[What needs to be done]
Whenever a line in the data below includes the string "icon", copy it out.

+--

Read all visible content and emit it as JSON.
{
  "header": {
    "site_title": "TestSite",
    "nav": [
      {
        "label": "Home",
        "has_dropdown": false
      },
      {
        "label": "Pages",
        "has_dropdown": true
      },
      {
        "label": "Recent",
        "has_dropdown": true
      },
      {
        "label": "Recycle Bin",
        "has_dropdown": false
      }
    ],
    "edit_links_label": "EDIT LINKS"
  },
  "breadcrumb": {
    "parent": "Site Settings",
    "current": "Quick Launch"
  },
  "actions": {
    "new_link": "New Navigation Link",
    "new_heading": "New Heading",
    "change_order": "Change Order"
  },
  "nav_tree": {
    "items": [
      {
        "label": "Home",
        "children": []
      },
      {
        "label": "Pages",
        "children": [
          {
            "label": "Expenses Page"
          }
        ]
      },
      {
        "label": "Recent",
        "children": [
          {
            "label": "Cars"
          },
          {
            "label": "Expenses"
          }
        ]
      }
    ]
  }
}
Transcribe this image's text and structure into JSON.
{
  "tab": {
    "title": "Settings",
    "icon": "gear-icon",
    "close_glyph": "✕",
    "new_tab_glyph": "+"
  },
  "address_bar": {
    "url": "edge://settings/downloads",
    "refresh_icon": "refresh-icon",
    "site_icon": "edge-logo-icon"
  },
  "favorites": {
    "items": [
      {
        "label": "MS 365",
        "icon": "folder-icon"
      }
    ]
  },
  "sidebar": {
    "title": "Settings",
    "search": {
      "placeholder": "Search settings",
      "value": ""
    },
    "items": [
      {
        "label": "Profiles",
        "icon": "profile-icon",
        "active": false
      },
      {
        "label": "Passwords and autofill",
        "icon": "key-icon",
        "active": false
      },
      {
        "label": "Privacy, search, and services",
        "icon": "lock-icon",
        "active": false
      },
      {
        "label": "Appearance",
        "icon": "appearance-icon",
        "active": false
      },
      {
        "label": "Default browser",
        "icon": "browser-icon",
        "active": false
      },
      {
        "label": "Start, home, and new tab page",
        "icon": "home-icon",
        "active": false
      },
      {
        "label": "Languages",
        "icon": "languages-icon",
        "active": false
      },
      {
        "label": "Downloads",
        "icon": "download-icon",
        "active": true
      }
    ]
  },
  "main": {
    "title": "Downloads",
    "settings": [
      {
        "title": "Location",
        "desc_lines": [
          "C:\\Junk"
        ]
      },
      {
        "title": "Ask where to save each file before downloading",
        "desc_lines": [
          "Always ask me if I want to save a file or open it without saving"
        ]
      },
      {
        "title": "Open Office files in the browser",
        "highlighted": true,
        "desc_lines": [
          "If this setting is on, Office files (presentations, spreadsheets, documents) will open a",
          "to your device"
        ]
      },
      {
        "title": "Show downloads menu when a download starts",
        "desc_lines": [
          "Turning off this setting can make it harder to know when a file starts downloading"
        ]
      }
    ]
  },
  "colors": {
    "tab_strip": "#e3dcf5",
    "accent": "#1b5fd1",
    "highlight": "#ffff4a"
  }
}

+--

[The completed task]
    "icon": "gear-icon",
    "refresh_icon": "refresh-icon",
    "site_icon": "edge-logo-icon"
        "icon": "folder-icon"
        "icon": "profile-icon",
        "icon": "key-icon",
        "icon": "lock-icon",
        "icon": "appearance-icon",
        "icon": "browser-icon",
        "icon": "home-icon",
        "icon": "languages-icon",
        "icon": "download-icon",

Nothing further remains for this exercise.